It was one evening of the summer I spent in Owatonna. Mary and I had just got home from the Carnival. Mary had helped setting up the booth for the Democrat. We were tending the booth most of the evening. I met many people and remarkably remembered all of their names, even a week later. Mary was particularly impressed by that. I drained half of my energy for that actually.
The rest of the evening at the carnival, I wandered off. I found it amusing how big the turkeys were that had won purple ribbon, or yellow, or red, or blue --or maybe because I haven't seen many of them before--. There was the school booth. They put up the children's art work. That must have meant a lot for the kids for everybody to see their works. My favorite was the nursery manor's booth. The elderlies had made recycled greeting cards, bookmarks, and flower arrangements. I bought almost every card they put on display that day. For 50 cents each, you couldn't get any better deal. And of course there were cotton candy, corn dogs, taffy, and lemonade at just about every turn of the corner.
It was the very hamburger I had for dinner that evening that has made me decide to never have any more hamburger. The hamburger meat was so juicy and almost shocking pink. I took it as it was raw. So when, later on, Daddy Orville made hamburger for our barbecue nights out on the lawn, I refused them as many times. Sometimes I couldn't bear the look of disappointment on his face, I insisted on only eating around the edge of the hamburger where the meat would most likely be done. Fair enough. But I had to let him down the one time he barbecued for us toads or frogs or something in that species. Raw hamburger was one thing, and four-legged jumping green creature was another.
I enjoyed my little adventure at the carnival and worried a bit if my roaming alone lead me lost. I was, and am, never good with direction. But throw me a map, I'll figure it out. It was probably a simpler version of Alice in wonderland. Although I can't remember how the story goes.

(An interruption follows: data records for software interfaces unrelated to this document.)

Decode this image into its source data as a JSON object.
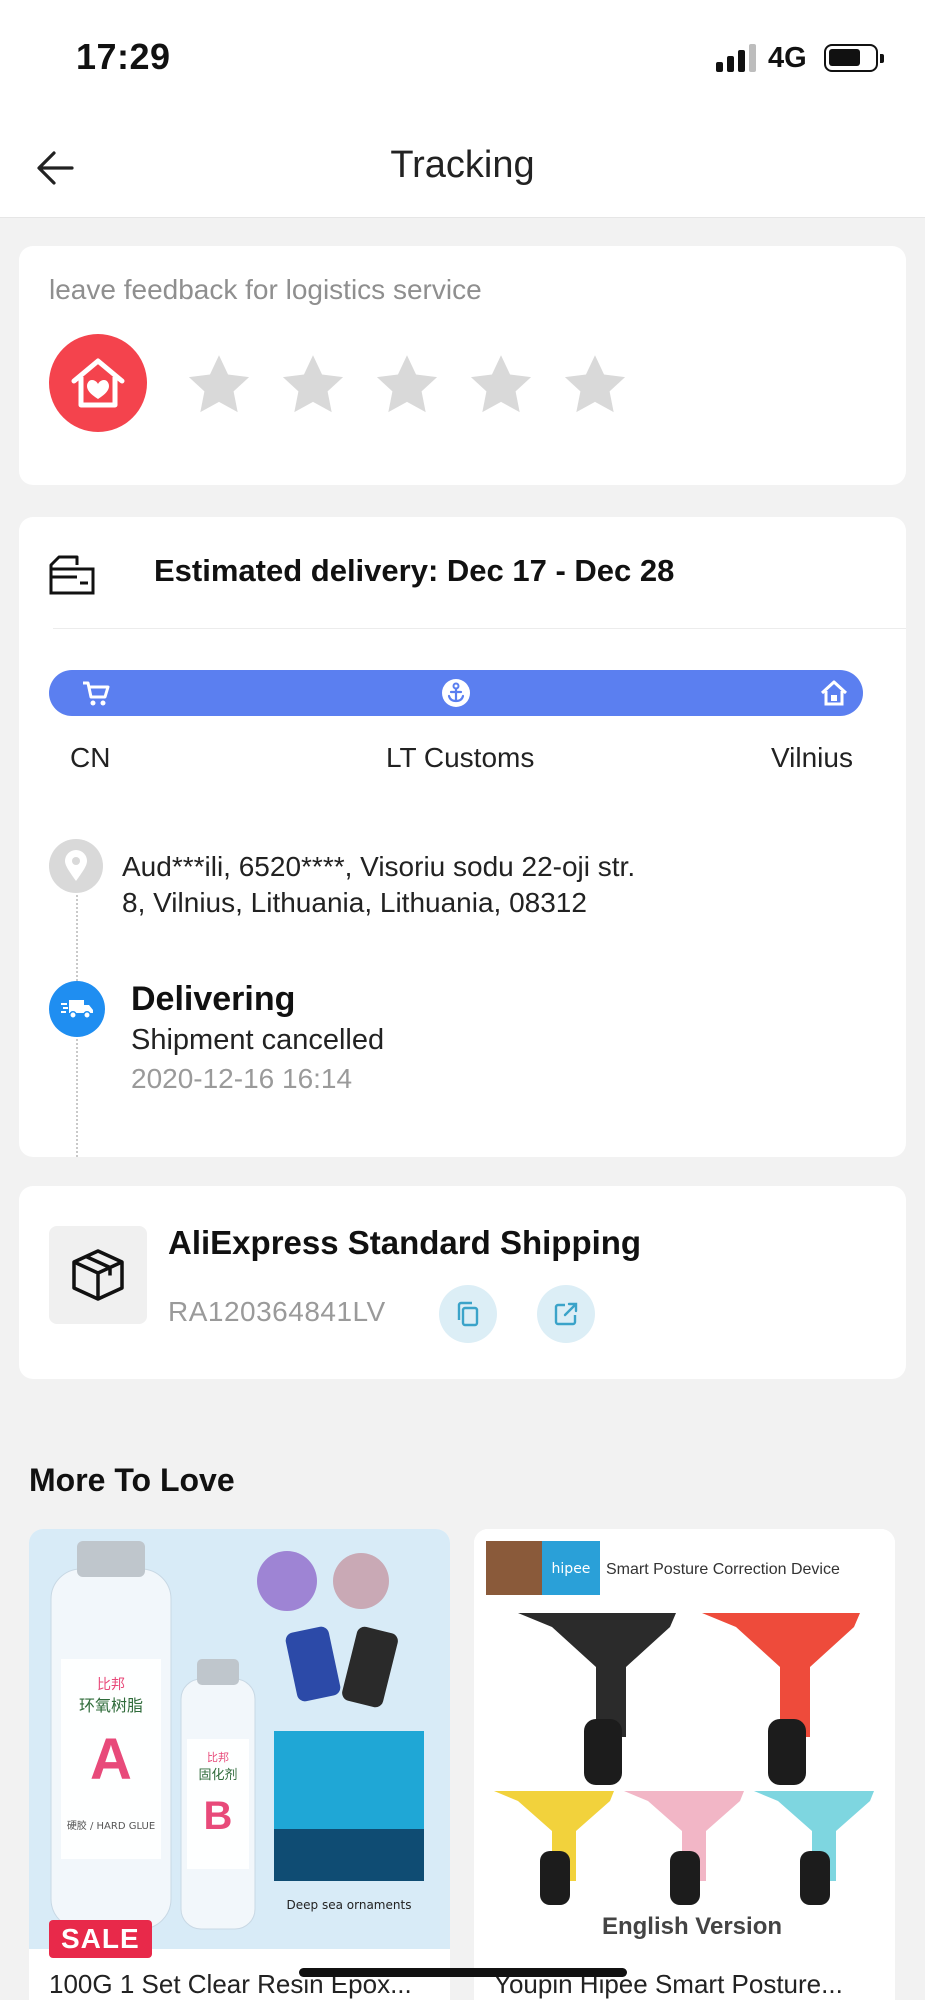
{
  "status_bar": {
    "time": "17:29",
    "network": "4G"
  },
  "header": {
    "title": "Tracking"
  },
  "feedback": {
    "label": "leave feedback for logistics service",
    "stars_total": 5,
    "rating": 0
  },
  "delivery": {
    "estimated": "Estimated delivery: Dec 17 - Dec 28",
    "stages": [
      "CN",
      "LT Customs",
      "Vilnius"
    ],
    "address_line1": "Aud***ili,  6520****,  Visoriu sodu 22-oji str.",
    "address_line2": "8,  Vilnius,  Lithuania,  Lithuania,  08312",
    "status_title": "Delivering",
    "status_detail": "Shipment cancelled",
    "status_time": "2020-12-16 16:14"
  },
  "shipping": {
    "service": "AliExpress Standard Shipping",
    "tracking_number": "RA120364841LV"
  },
  "more_to_love": {
    "title": "More To Love",
    "products": [
      {
        "title": "100G 1 Set Clear Resin Epox...",
        "badge": "SALE",
        "bottle_a_brand": "比邦",
        "bottle_a_label": "环氧树脂",
        "bottle_a_letter": "A",
        "bottle_a_note": "硬胶 / HARD GLUE",
        "bottle_b_brand": "比邦",
        "bottle_b_label": "固化剂",
        "bottle_b_letter": "B",
        "caption": "Deep sea ornaments"
      },
      {
        "title": "Youpin Hipee Smart Posture...",
        "brand": "hipee",
        "headline": "Smart Posture Correction Device",
        "footer": "English Version"
      }
    ]
  },
  "colors": {
    "accent_blue": "#5b7ff0",
    "brand_red": "#f4434d",
    "sale_red": "#e8294a"
  }
}
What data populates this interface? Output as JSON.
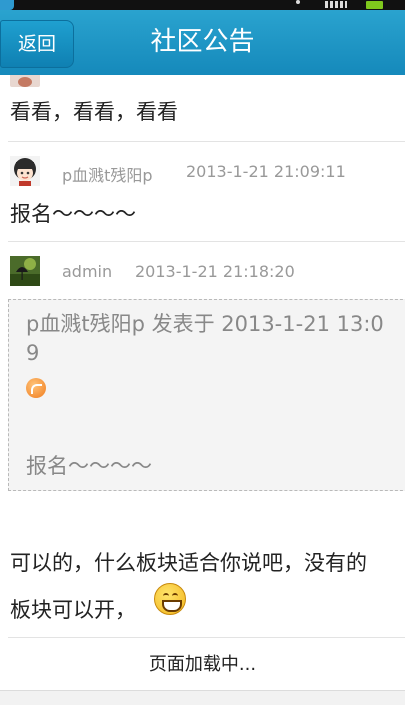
{
  "header": {
    "back_label": "返回",
    "title": "社区公告"
  },
  "posts": [
    {
      "body": "看看，看看，看看"
    },
    {
      "author": "p血溅t残阳p",
      "time": "2013-1-21 21:09:11",
      "body": "报名～～～～"
    },
    {
      "author": "admin",
      "time": "2013-1-21 21:18:20",
      "quote": {
        "line1": "p血溅t残阳p 发表于 2013-1-21 13:0",
        "line2": "9",
        "body": "报名～～～～"
      },
      "body_line1": "可以的，什么板块适合你说吧，没有的",
      "body_line2": "板块可以开，"
    }
  ],
  "footer": {
    "loading_text": "页面加载中..."
  },
  "icons": {
    "back": "back-arrow-icon",
    "quote": "quote-reply-icon",
    "emoji": "grin-emoji-icon"
  }
}
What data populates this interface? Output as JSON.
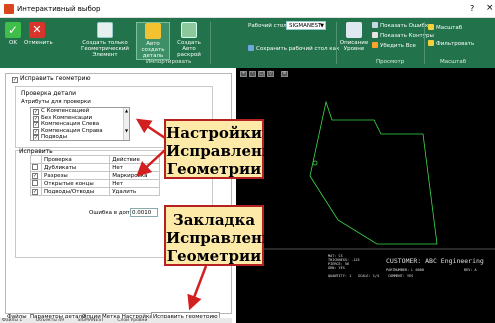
{
  "window": {
    "title": "Интерактивный выбор",
    "help": "?",
    "close": "×"
  },
  "ribbon": {
    "ok": "OK",
    "cancel": "Отменить",
    "create_geometric": "Создать только Геометрический Элемент",
    "auto_create_part": "Авто создать деталь",
    "create_auto_nest": "Создать Авто раскрой",
    "import_group": "Импортировать",
    "workspace_label": "Рабочий стол",
    "workspace_value": "SIGMANEST",
    "save_workspace": "Сохранить рабочий стол как",
    "description_levels": "Описание Уровне",
    "show_errors": "Показать Ошибки",
    "show_contours": "Показать Контуры",
    "remove_all": "Убедить Все",
    "view_group": "Просмотр",
    "scale": "Масштаб",
    "filter": "Фильтровать",
    "scale_group": "Масштаб"
  },
  "panel": {
    "fix_geometry": "Исправить геометрию",
    "part_check": "Проверка детали",
    "attributes_label": "Атрибуты для проверки",
    "attributes": [
      "С Компенсацией",
      "Без Компенсации",
      "Компенсация Слева",
      "Компенсация Справа",
      "Подводы"
    ],
    "fix_section": "Исправить",
    "table": {
      "col_check": "Проверка",
      "col_action": "Действие",
      "rows": [
        {
          "check": "Дубликаты",
          "action": "Нет",
          "checked": false
        },
        {
          "check": "Разрезы",
          "action": "Маркировка",
          "checked": true
        },
        {
          "check": "Открытые концы",
          "action": "Нет",
          "checked": false
        },
        {
          "check": "Подводы/Отводы",
          "action": "Удалить",
          "checked": true
        }
      ]
    },
    "tolerance_label": "Ошибка в допуске",
    "tolerance_value": "0.0010"
  },
  "tabs": [
    "Файлы",
    "Параметры детали",
    "Опции",
    "Метка Настройка",
    "Исправить геометрию"
  ],
  "status": {
    "files": "Файлы 1",
    "objects": "Объекты 49",
    "workspace": "SIGMANEST",
    "layers": "Слои Уровни"
  },
  "annotations": {
    "settings": "Настройки Исправления Геометрии",
    "tab": "Закладка Исправление Геометрии"
  },
  "cad": {
    "customer": "CUSTOMER: ABC Engineering",
    "lines": [
      "MAT: CS",
      "THICKNESS: .125",
      "PIERCE: 56",
      "GRN: YES",
      "QUANTITY: 1"
    ],
    "partnumber": "PARTNUMBER: L 6000",
    "scale": "SCALE: 1/4",
    "comment": "COMMENT: YES",
    "rev": "REV: A"
  },
  "colors": {
    "ribbon": "#22734b",
    "annotation_bg": "#fde9a8",
    "arrow": "#d21f1f",
    "cad_green": "#3cdc4a"
  }
}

I think it was Anna then who had found me and told me that we were ready to head home. Anna, for me, was a mixture of Kelly Osborne, minus the minus attitude, Edie Brickel, and Princess Diana. Got the picture? She is a very friendly girl without being too lively with pink hair and snake pet. She was trying to make me feel comfortable at all time during my stay with her and her family. Without much effort she apparently succeeded. I wish we could have stayed longer at the Carnival but some of the lights were out. It wasn't quite dark yet at 8.30 pm of the summer up north.
So we were home. Mike was working. He was a Pharmacist & a Manager of a 24 hours drug store downtown (if there was a downtown of a small town). He worked odd hours. I think that's how a drug store should operate. Available at any time. I didn't know where Tom was as I never have known. I'd say he was out of town to Wynona where his girlfriend lived. It was a about two hours ride eastern crossing the river and state border to a neighboring Wisconsin. Wynona Rider was actually born there. We dropped off Anna at Megans for sleep-over.
I remember sitting on the rocking chair in the living room rocking slowly as I was humming 'The Way We Were' to Mary's piano play. She said we should call a piano teacher so I can play and sing. We never quite got to it. I had to fly half way across the country down South, leaving the place for the longest time I thought I would never have missed should I had never come to know it. It's a place where you practically awakened in the morning by the chirping summer birds. I would slide the window up and scare away the birds, and was left with a total calmness gazing out the street. I'd still, now and then, be brought to the thought of quiet Owatonna by the smell of a certain kind of wood (I have a very limited knowledge of wood variety, I'd say it's cherry or oak). Or when I see a postman or a story telling at the library, or Oil of Olay, or Campbell soup.